Time is running out! European nationals living in the UK have just a few weeks left to apply to the European Union Settlement Scheme (EUSS) to regularise their status now that Brexit has brought an end to ‘free movement’ under previous EU laws. All European citizens living in the UK who come from EU countries or the wider European Economic Area must have applied by 30 June. If they don’t, they risk losing their rights to welfare payments and housing, and possibly even their right to stay in the UK.
Over five million EEA nationals have applied to the EUSS already, but we can’t be sure how many still need to apply. Settled, the NGO helping EU citizens to stay in the UK after Brexit, reports receiving hundreds of calls each week from people who are experiencing problems or who have just found out that they need to apply. Some have lived in the UK for decades and have assumed they don’t need to apply.
The perils of the process were given sharp focus by the case of Dahaba Ali, who has lived in the UK for half her life yet her application to the EUSS was rejected. She even works with The3Million campaign which argues for the rights of EU citizens in the UK.
Particular problems face European children who are in local authority care, with warnings that they could become ‘undocumented’ adults if authorities do not apply to the EUSS on their behalf. Only some 39% of such children have applied so far, and once they turn 18 they face either deportation or enormous costs to rectify their status, even if they have always lived in the UK. The Observer says a new Windrush is in the making if these children end up on the streets, jobless or being deported for not having the right papers.
A recent report on care workers, by the Joint Council for the Welfare of Immigrants, showed that many still do not know about the EUSS deadline. JCWI surveyed 290 social care workers, mostly eastern Europeans, and found that as many as one in three had never heard of the scheme. Adult social services directors, ADASS, ran a webinar with the Housing LIN on this topic which you can watch here.
JCWI is taking the Home Office to court over the harshness of the deadline which could affect thousands of vulnerable people whose home is in the UK. The first hearing in the case was on March 11, when lawyers argued that the Home Secretary is failing to meet her duties under the Equality Act. The court rejected the argument, which will now go to appeal.

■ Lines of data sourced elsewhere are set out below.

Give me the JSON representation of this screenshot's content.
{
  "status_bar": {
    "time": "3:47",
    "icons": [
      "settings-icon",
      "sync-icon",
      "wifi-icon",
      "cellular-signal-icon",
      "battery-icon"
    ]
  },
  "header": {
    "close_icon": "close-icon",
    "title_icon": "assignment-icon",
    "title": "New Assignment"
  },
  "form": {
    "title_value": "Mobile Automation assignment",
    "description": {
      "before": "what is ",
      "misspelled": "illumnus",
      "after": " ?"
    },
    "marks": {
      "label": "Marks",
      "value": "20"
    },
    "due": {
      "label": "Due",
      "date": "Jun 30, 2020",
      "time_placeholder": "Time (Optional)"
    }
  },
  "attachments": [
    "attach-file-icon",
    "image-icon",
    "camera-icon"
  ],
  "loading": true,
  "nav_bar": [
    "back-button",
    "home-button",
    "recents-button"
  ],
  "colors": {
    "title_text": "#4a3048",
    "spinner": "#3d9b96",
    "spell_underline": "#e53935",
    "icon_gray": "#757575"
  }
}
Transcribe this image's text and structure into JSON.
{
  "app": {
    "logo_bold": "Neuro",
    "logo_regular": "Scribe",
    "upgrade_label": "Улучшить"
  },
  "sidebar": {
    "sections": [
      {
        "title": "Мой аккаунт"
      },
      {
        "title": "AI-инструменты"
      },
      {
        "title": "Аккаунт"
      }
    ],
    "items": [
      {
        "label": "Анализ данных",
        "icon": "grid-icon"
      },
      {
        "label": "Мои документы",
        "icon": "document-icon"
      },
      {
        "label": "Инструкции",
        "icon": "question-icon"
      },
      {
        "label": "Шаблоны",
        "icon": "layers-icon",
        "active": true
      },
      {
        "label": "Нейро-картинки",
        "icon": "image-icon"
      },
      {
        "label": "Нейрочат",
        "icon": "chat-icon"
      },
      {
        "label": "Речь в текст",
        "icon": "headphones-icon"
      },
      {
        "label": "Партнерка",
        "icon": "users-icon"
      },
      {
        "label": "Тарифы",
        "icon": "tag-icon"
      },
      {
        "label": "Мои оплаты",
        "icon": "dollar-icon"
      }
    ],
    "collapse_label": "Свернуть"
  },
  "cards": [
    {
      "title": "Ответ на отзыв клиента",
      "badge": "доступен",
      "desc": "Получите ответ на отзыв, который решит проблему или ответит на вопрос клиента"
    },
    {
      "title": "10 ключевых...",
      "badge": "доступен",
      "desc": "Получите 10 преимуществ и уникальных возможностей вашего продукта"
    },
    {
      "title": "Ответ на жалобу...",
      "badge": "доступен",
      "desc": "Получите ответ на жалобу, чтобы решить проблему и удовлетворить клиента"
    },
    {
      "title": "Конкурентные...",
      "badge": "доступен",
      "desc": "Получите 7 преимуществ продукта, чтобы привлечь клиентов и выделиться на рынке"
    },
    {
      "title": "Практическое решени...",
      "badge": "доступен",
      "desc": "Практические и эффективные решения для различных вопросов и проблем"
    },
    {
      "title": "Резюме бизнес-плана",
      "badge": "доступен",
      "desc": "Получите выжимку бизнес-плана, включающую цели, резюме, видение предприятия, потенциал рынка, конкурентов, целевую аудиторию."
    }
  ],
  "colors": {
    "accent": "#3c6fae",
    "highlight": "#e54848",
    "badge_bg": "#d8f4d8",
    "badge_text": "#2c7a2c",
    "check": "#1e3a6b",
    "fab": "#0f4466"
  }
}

Social landlords have been urged to raise awareness of the EUSS and help people apply, whether they be staff members or residents. Many already have: the housing rights newsletters have featured the work of Monmouthshire Housing Association in Wales and Queens Cross HA in Scotland, both working with vulnerable European residents.
The National Housing Federation’s Suzannah Young explained how social landlords can take action in the October housing rights newsletter. The NHF also has updated guidance for housing organisations on how to help EU nationals apply to the scheme. And if you need information on the housing rights of those with settled status (or pre-settled status) under the EUSS, or who have not yet to apply, you can find details of entitlements on the CIH and BMENational Housing Rights website.
This article is based on one in the April 2021 Housing Rights newsletter. Head to the Housing Rights website today to sign up to the newsletters so you can keep in touch with news on housing and benefits issues facing migrants to the UK.
Original article: Chartered Institute of Housing